We decided to go up the night before and stay at the Shangri-La hotel at The Shard, it’s a luxury resort occupying the 34th – 52nd floors of the iconic building. The hotel offers stunning views of the capital and feels like a retreat away from the hustle and bustle below. Our room didn’t disappoint with views out over the river and towards the west end of London.
Symmetry is something thats always interested me in photography, i often find myself obsessing over lines and composition when viewing a subject. It’s amazing the results you can get from composing an image in this way. You only truly appreciate how hard it is to capture lines in this way when you try for yourself. I’ve scratched my head countless times after taking a photo wondering why it’s not symmetrical and i wanted to use this challenge as a learning curve as well as a way of seeing the city in a different way.
I set out to use 3 lenses, my 10.5mm fisheye, my new 50mm and my trusty wide angle 10-24mm, i wanted to take the photos completely handheld, this would make it even harder, i often found myself lining the subject up and then holding my breath to not lose the composition. You can make changes to the distortion and alignment of an image after but if you don’t have a good foundation it’s seriously tough to rescue your efforts. The viewfinder in my camera has a number of guides to help with alignment, i find the most important thing is to be parallel to the subject from both a horizontal and vertical point of view, obviously this isn’t always possible but does help a lot. Sometimes you’ll be perfectly aligned an realise that something still isn’t right, often i’ve convinced myself that the building just isn’t straight! You’ll also be surprised just how symmetrical and how well designed some older buildings are.
I had a couple places on the checklist that i wanted to visit but the rest of the photos were taken whilst wandering around and keeping an eye out.

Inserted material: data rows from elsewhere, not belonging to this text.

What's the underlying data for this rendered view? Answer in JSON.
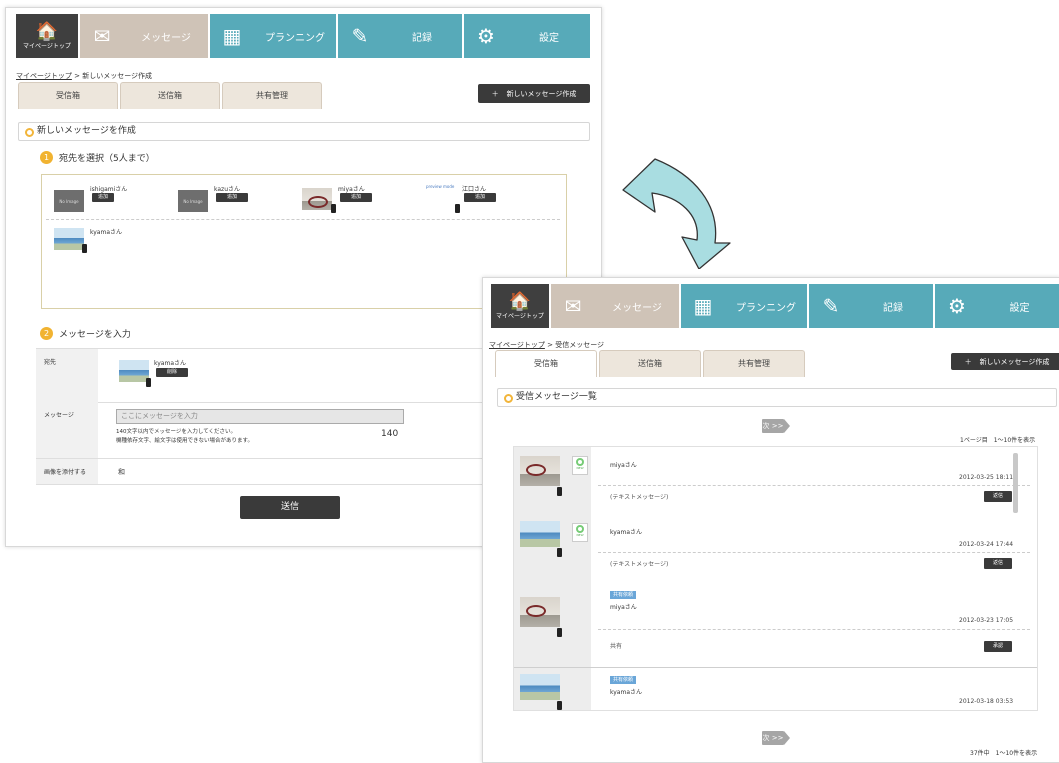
{
  "nav": {
    "home": "マイページトップ",
    "message": "メッセージ",
    "planning": "プランニング",
    "record": "記録",
    "settings": "設定"
  },
  "compose": {
    "breadcrumb_link": "マイページトップ",
    "breadcrumb_current": " > 新しいメッセージ作成",
    "tabs": [
      "受信箱",
      "送信箱",
      "共有管理"
    ],
    "new_message_button": "新しいメッセージ作成",
    "section_title": "新しいメッセージを作成",
    "step1_number": "1",
    "step1_title": "宛先を選択（5人まで）",
    "step2_number": "2",
    "step2_title": "メッセージを入力",
    "recipients": [
      {
        "name": "ishigamiさん",
        "button": "追加",
        "thumb_text": "No Image"
      },
      {
        "name": "kazuさん",
        "button": "追加",
        "thumb_text": "No Image"
      },
      {
        "name": "miyaさん",
        "button": "追加"
      },
      {
        "name": "江口さん",
        "button": "追加",
        "thumb_text": "preview mode"
      },
      {
        "name": "kyamaさん"
      }
    ],
    "to_label": "宛先",
    "to_name": "kyamaさん",
    "to_button": "削除",
    "message_label": "メッセージ",
    "message_placeholder": "ここにメッセージを入力",
    "note_line1": "140文字以内でメッセージを入力してください。",
    "note_line2": "機種依存文字、絵文字は使用できない場合があります。",
    "counter": "140",
    "attach_label": "画像を添付する",
    "attach_value": "和",
    "send_button": "送信"
  },
  "inbox": {
    "breadcrumb_link": "マイページトップ",
    "breadcrumb_current": " > 受信メッセージ",
    "tabs": [
      "受信箱",
      "送信箱",
      "共有管理"
    ],
    "new_message_button": "新しいメッセージ作成",
    "section_title": "受信メッセージ一覧",
    "next_button": "次 >>",
    "pager_top": "1ページ目　1～10件を表示",
    "pager_bottom": "37件中　1～10件を表示",
    "messages": [
      {
        "name": "miyaさん",
        "date": "2012-03-25 18:11",
        "snippet": "(テキストメッセージ)",
        "new": "NEW",
        "reply": "返信"
      },
      {
        "name": "kyamaさん",
        "date": "2012-03-24 17:44",
        "snippet": "(テキストメッセージ)",
        "new": "NEW",
        "reply": "返信"
      },
      {
        "name": "miyaさん",
        "tag": "共有依頼",
        "date": "2012-03-23 17:05",
        "snippet": "共有",
        "reply": "承認"
      },
      {
        "name": "kyamaさん",
        "tag": "共有依頼",
        "date": "2012-03-18 03:53"
      }
    ]
  },
  "colors": {
    "nav_dark": "#3f3f3f",
    "nav_message": "#cfc3b7",
    "nav_teal": "#57aab9",
    "step_orange": "#f1b331",
    "arrow_fill": "#a9dde1"
  }
}
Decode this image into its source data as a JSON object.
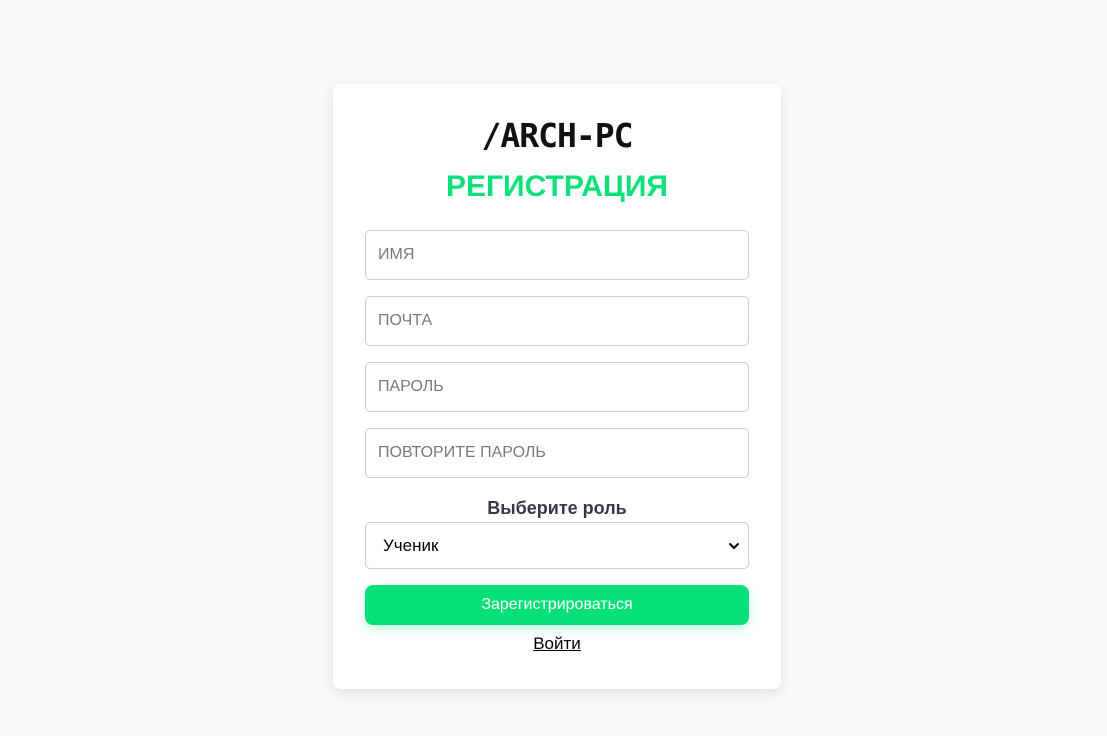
{
  "brand": {
    "logo_text": "/ARCH-PC"
  },
  "form": {
    "title": "РЕГИСТРАЦИЯ",
    "fields": [
      {
        "placeholder": "ИМЯ",
        "value": ""
      },
      {
        "placeholder": "ПОЧТА",
        "value": ""
      },
      {
        "placeholder": "ПАРОЛЬ",
        "value": ""
      },
      {
        "placeholder": "ПОВТОРИТЕ ПАРОЛЬ",
        "value": ""
      }
    ],
    "role_label": "Выберите роль",
    "role_selected": "Ученик",
    "submit_label": "Зарегистрироваться",
    "login_link_label": "Войти"
  },
  "colors": {
    "accent": "#06e079",
    "title": "#0ee07a",
    "background": "#f8f9fa"
  },
  "icons": {
    "select_arrow": "chevron-down-icon"
  }
}
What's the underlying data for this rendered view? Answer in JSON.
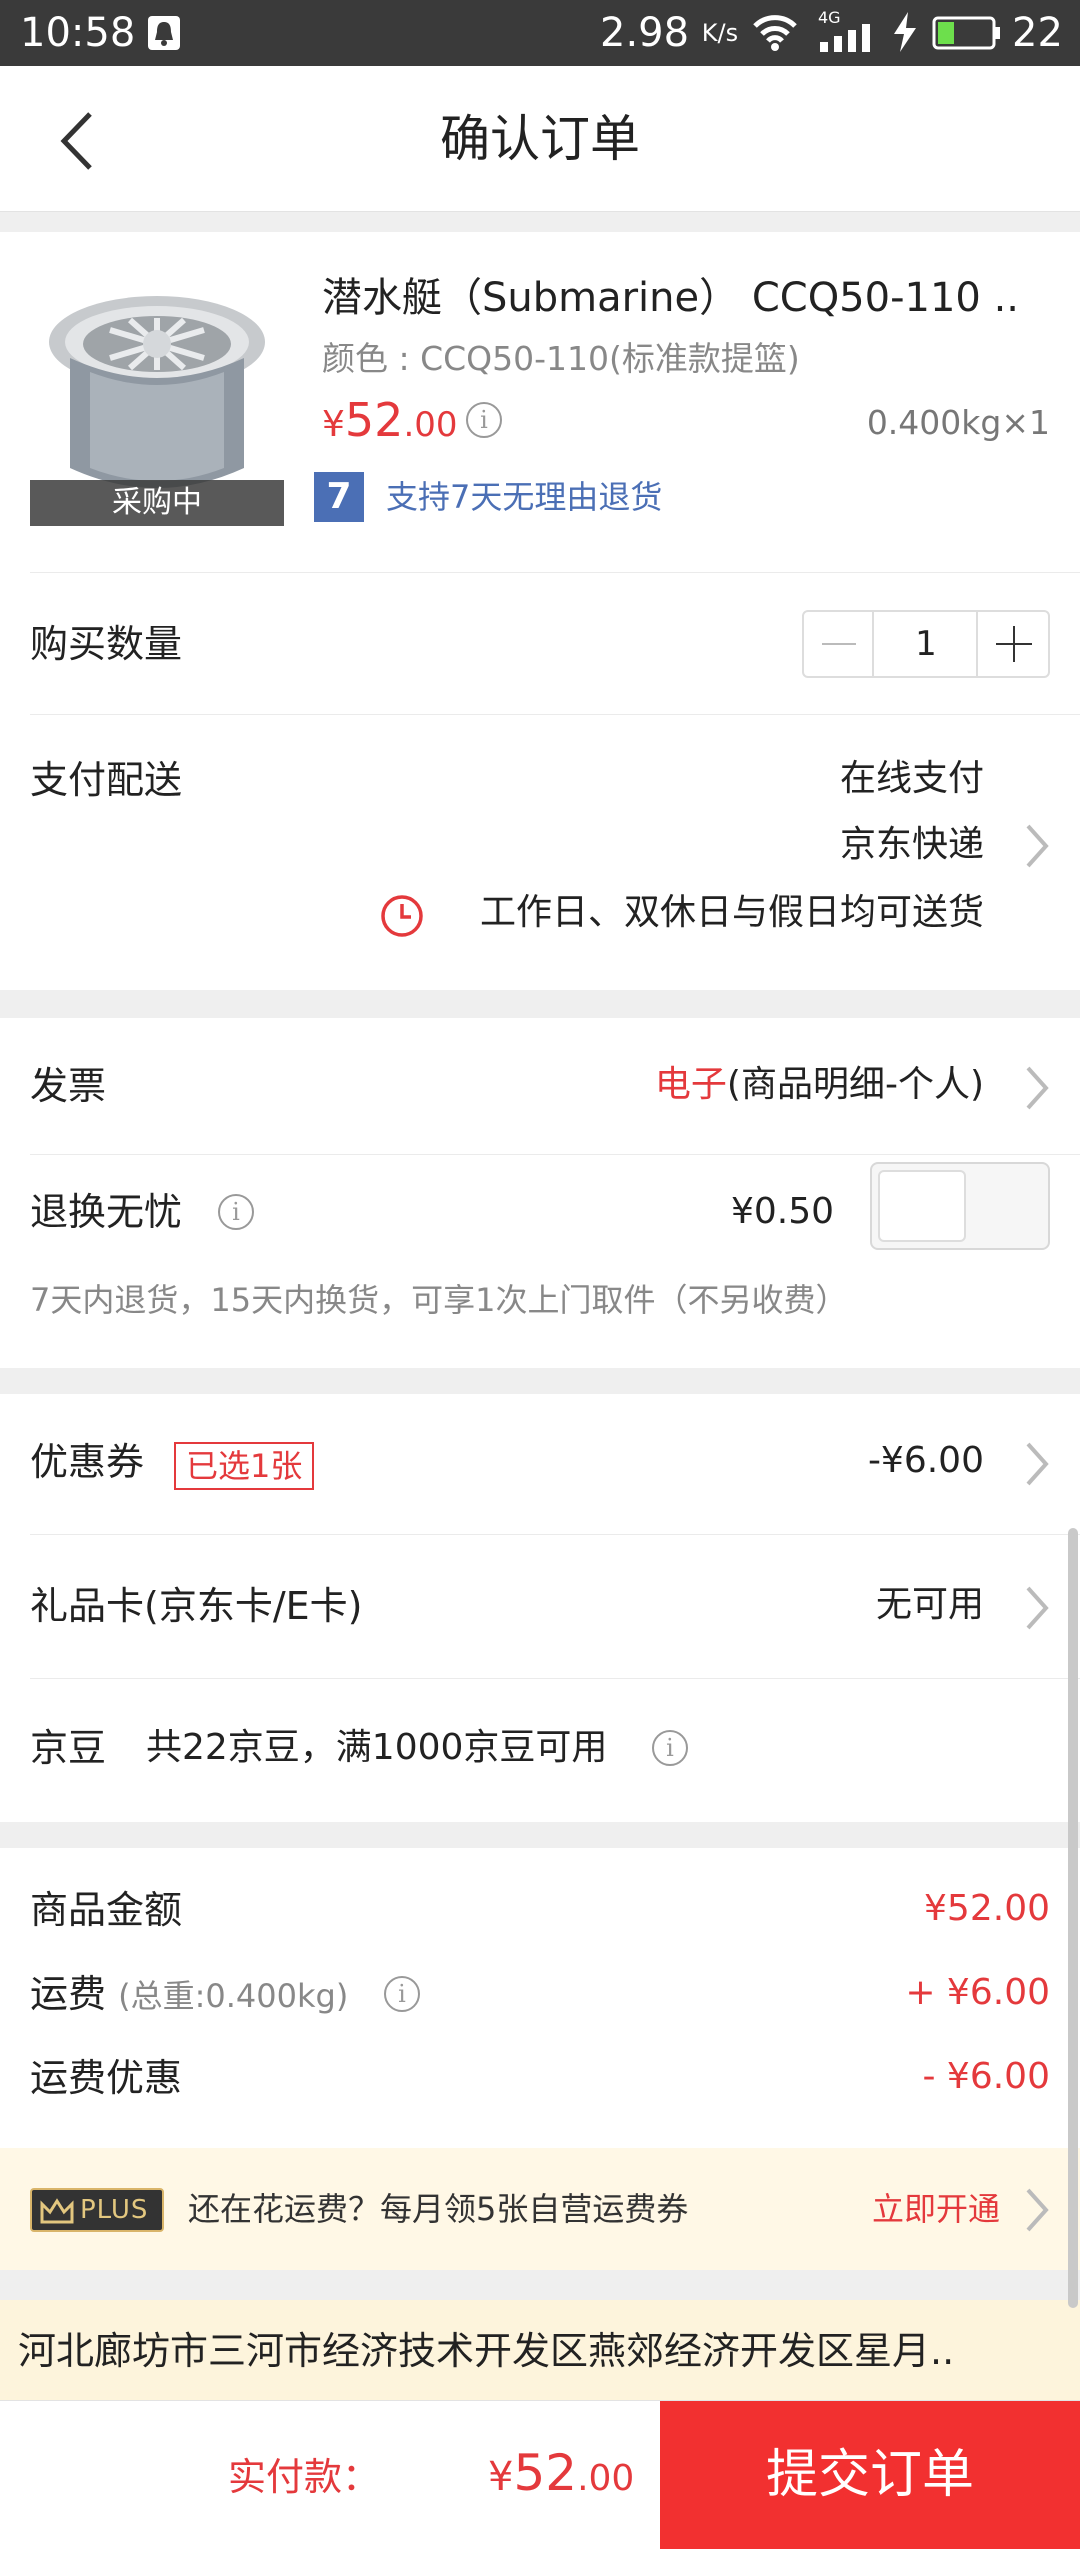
{
  "status_bar": {
    "time": "10:58",
    "speed": "2.98",
    "speed_unit": "K/s",
    "network": "4G",
    "battery": "22"
  },
  "header": {
    "title": "确认订单"
  },
  "product": {
    "name": "潜水艇（Submarine） CCQ50-110 ..",
    "spec": "颜色 : CCQ50-110(标准款提篮)",
    "price_currency": "¥",
    "price_int": "52",
    "price_dec": ".00",
    "weight_qty": "0.400kg×1",
    "status": "采购中",
    "return_icon_text": "7",
    "return_policy": "支持7天无理由退货"
  },
  "quantity": {
    "label": "购买数量",
    "value": "1"
  },
  "payment": {
    "label": "支付配送",
    "method": "在线支付",
    "delivery": "京东快递",
    "delivery_time": "工作日、双休日与假日均可送货"
  },
  "invoice": {
    "label": "发票",
    "type": "电子",
    "detail": "(商品明细-个人)"
  },
  "worry_free": {
    "label": "退换无忧",
    "price": "¥0.50",
    "note": "7天内退货，15天内换货，可享1次上门取件（不另收费）"
  },
  "coupon": {
    "label": "优惠券",
    "badge": "已选1张",
    "value": "-¥6.00"
  },
  "gift_card": {
    "label": "礼品卡(京东卡/E卡)",
    "value": "无可用"
  },
  "jingdou": {
    "label": "京豆",
    "desc": "共22京豆，满1000京豆可用"
  },
  "summary": {
    "goods_label": "商品金额",
    "goods_value": "¥52.00",
    "shipping_label": "运费",
    "shipping_weight": "(总重:0.400kg)",
    "shipping_value": "+ ¥6.00",
    "shipping_discount_label": "运费优惠",
    "shipping_discount_value": "- ¥6.00"
  },
  "plus_promo": {
    "badge": "PLUS",
    "text": "还在花运费？每月领5张自营运费券",
    "action": "立即开通"
  },
  "address": {
    "text": "河北廊坊市三河市经济技术开发区燕郊经济开发区星月.."
  },
  "bottom": {
    "pay_label": "实付款：",
    "pay_currency": "¥",
    "pay_int": "52",
    "pay_dec": ".00",
    "submit_label": "提交订单"
  },
  "colors": {
    "accent_red": "#e4393c",
    "submit_red": "#f23030",
    "link_blue": "#4b6fb5",
    "plus_bg": "#fff8e6",
    "address_bg": "#fdf4dc"
  }
}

I feel that the entire image doesn’t always need to be symmetrical so long as the main subject or guide lines provide good composition. I’ll leave you with a selection of my favourite images from the day, perhaps you’ll recognise a few of the locations. If you’re up for a challenge next time you’re out with the camera then why not try chasing some lines.